Clayton’s New Police Chief Starts Monday

The Clayton Police Departments new chief C. Blair Myhand will begin work on Monday.

Myhand was most recently a Police Captain in Apex, where he served for more than 11 years. He is a retired U.S. Army First Sergeant with more than two decades of military and law enforcement experience, including tours in Iraq and Afghanistan. He also wore the badge for one of the nation’s 10 largest municipal police agencies– the Metropolitan Police Department in Washington, D.C.

The Town of Clayton selected Myhand through an intensive hiring assessment process that garnered nearly 50 applicants from all over the country. Myhand said he and his wife are eager to move to Clayton.

“I am both humbled and honored to be chosen to lead such a quality law enforcement agency,” Myhand said. “I have been fortunate to experience many things in my career, and I hope to bring those to bear in leading the men and women of the Clayton Police Department.”

Myhand began his public safety career in 1987 when he joined the U.S. Army and was assigned to the 3rd U.S. Infantry Regiment, The Old Guard, which serves as the Army’s official escort to the President of the United States. Later, he served in both the Virginia and North Carolina Army National Guards until retiring in 2011 as an Infantry First Sergeant (E-8). Myhand’s service included a year-long combat tour in Afghanistan in 2004-2005, where he received a Bronze Star for reconnaissance missions in the Wardak Province. In June 2009, he headed to Mahmudiyah, Iraq for another nearly year-long combat tour, where his unit lost four men.

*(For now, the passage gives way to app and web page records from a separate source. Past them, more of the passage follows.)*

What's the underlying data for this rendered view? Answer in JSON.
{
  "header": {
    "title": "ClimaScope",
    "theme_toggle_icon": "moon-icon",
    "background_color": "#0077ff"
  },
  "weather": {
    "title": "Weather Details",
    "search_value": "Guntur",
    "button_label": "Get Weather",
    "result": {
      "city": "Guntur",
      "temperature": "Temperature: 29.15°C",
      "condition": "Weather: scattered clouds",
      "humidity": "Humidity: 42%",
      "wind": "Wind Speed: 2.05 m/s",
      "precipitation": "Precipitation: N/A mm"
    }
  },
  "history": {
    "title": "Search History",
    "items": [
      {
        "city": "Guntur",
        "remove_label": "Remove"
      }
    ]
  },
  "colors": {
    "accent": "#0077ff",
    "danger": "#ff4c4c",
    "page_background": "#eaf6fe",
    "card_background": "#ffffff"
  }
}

Myhand replaces former Chief Wayne Bridges who retired last month after nearly 20 years on the police force. Bridges spent the last four years as chief, overseeing a growing department of 43-sworn men and women who protect a town of more than 18,000 residents.

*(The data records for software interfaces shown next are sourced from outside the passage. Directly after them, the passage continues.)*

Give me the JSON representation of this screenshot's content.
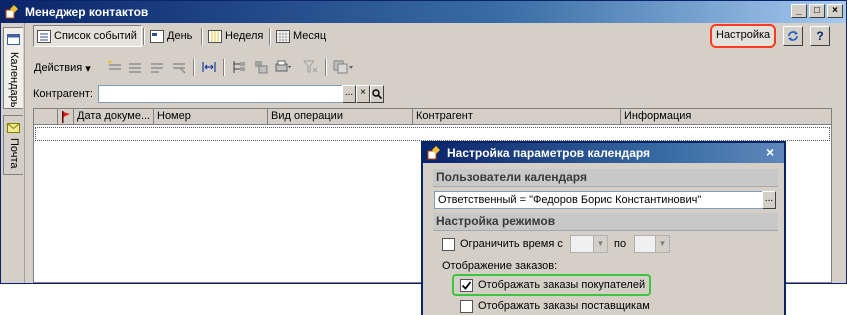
{
  "window": {
    "title": "Менеджер контактов",
    "controls": [
      "_",
      "□",
      "×"
    ]
  },
  "side_tabs": [
    {
      "label": "Календарь",
      "active": true,
      "icon": "calendar-icon"
    },
    {
      "label": "Почта",
      "active": false,
      "icon": "mail-icon"
    }
  ],
  "toolbar": {
    "event_list": "Список событий",
    "day": "День",
    "week": "Неделя",
    "month": "Месяц",
    "settings": "Настройка",
    "refresh_icon": "refresh-icon",
    "help": "?"
  },
  "actions": {
    "label": "Действия",
    "arrow": "▾"
  },
  "filter": {
    "label": "Контрагент:",
    "value": "",
    "select_btn": "...",
    "clear_btn": "×"
  },
  "table": {
    "columns": [
      "Дата докуме...",
      "Номер",
      "Вид операции",
      "Контрагент",
      "Информация"
    ],
    "rows": []
  },
  "dialog": {
    "title": "Настройка параметров календаря",
    "close": "×",
    "users_section": "Пользователи календаря",
    "responsible": "Ответственный = \"Федоров Борис Константинович\"",
    "responsible_btn": "...",
    "modes_section": "Настройка режимов",
    "limit_time": {
      "label": "Ограничить время с",
      "checked": false,
      "to": "по"
    },
    "orders_label": "Отображение заказов:",
    "show_customer_orders": {
      "label": "Отображать заказы покупателей",
      "checked": true
    },
    "show_supplier_orders": {
      "label": "Отображать заказы поставщикам",
      "checked": false
    }
  },
  "colors": {
    "title_bar": "#0a246a",
    "settings_highlight": "#ff3b1f",
    "option_highlight": "#3cc43c"
  }
}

“We’re looking forward to welcoming Blair,” said Clayton Town Manager Adam Lindsay. “His commitment to professional development throughout his career is evidenced by the success he’s achieved in serving our country in the military and serving in public safety roles since then. He’s approachable. He’s eager. Through his career and during his interview process, he demonstrated great understanding of how to be a leader, which will be critical to meet the challenges facing law enforcement today and into the future. He wants to see Clayton’s finest become even better and I believe he will provide the leadership to do just that.”

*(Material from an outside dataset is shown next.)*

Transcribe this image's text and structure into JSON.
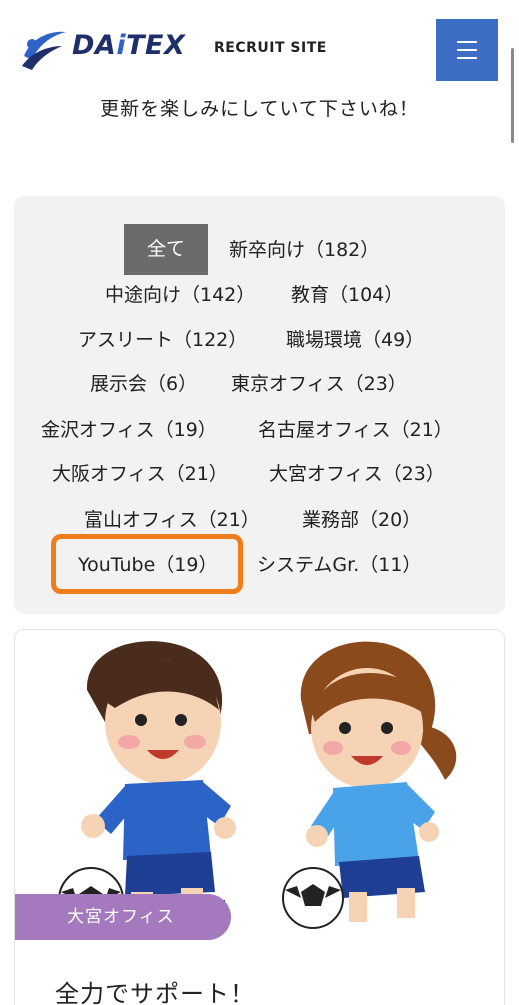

Myhand’s law enforcement career started in 1994, when he was sworn in as an Officer with the Metropolitan Police Department in Washington, DC. He was assigned to the Third District and later as a Counter-Sniper with the Emergency Response Team. Specifically, he was among the first three Metropolitan Police Officers to enter the Pentagon on September 11, 2001, minutes after the terrorist attack. The Army later recognized Myhand with a Commendation Medal for his heroism that day.

Myhand joined the Apex Police Department in 2005, where he has led the Administrative, Investigative and Patrol divisions. He oversaw the tactical and crisis negotiations teams, and coordinated the agency’s firearms training program. Last year, Apex honored Myhand as the Officer of the Year, and he was featured in national publications for his pioneering program to train police officers, who are military veterans, on how best to respond to incidents involving a veteran who may be threatening violence to themselves or others. The program has trained more than 100 police officers from around the country and has proven its worth by saving the lives of veterans in crisis and the police officers who respond to these difficult situations.

Myhand has participated in security measures for many national and international events such as: The Million Man March; The inaugurations of presidents Bill Clinton and George W. Bush; Y2K, protests of the International Monetary Fund; hostage situations; and international terrorism incidents.

Raised in Little Rock, Arkansas, Myhand holds a Bachelor of Science in Criminal Justice Administration from Waldorf College and a Master of Public Administration from Villanova University. He graduated from the FBI National Academy’s Session 252 program in Quantico, Virginia, as well as the UNC School of Government’s Municipal/County Administration course. He is an active member of the North Carolina FBI National Academy Associates and the North Carolina Association of Chiefs of Police. Myhand serves on the Civilian Law Enforcement / Military Cooperation Committee of the International Association of Chiefs of Police (IACP), and is a charter member of the Justice Involved Veterans Network (JIVN), which is funded solely by the U.S. Department of Justice’s National Institute for Corrections.

“The difference between the police department and the community should be indistinguishable; we are all keepers of this community and its people,” Myhand said. “Together, we will achieve the highest levels of professionalism, engagement, and cooperation as the Town of Clayton continues to grow and expand.”

Myhand’s annual salary will be $107,000, slightly less than the outgoing chief who was making $108,792 when he retired.

The community is invited to a public reception to meet the new chief on Tuesday, May 23rd from 4pm until 6pm at the Clayton Police Department at  315 W. Second Street in Downtown Clayton.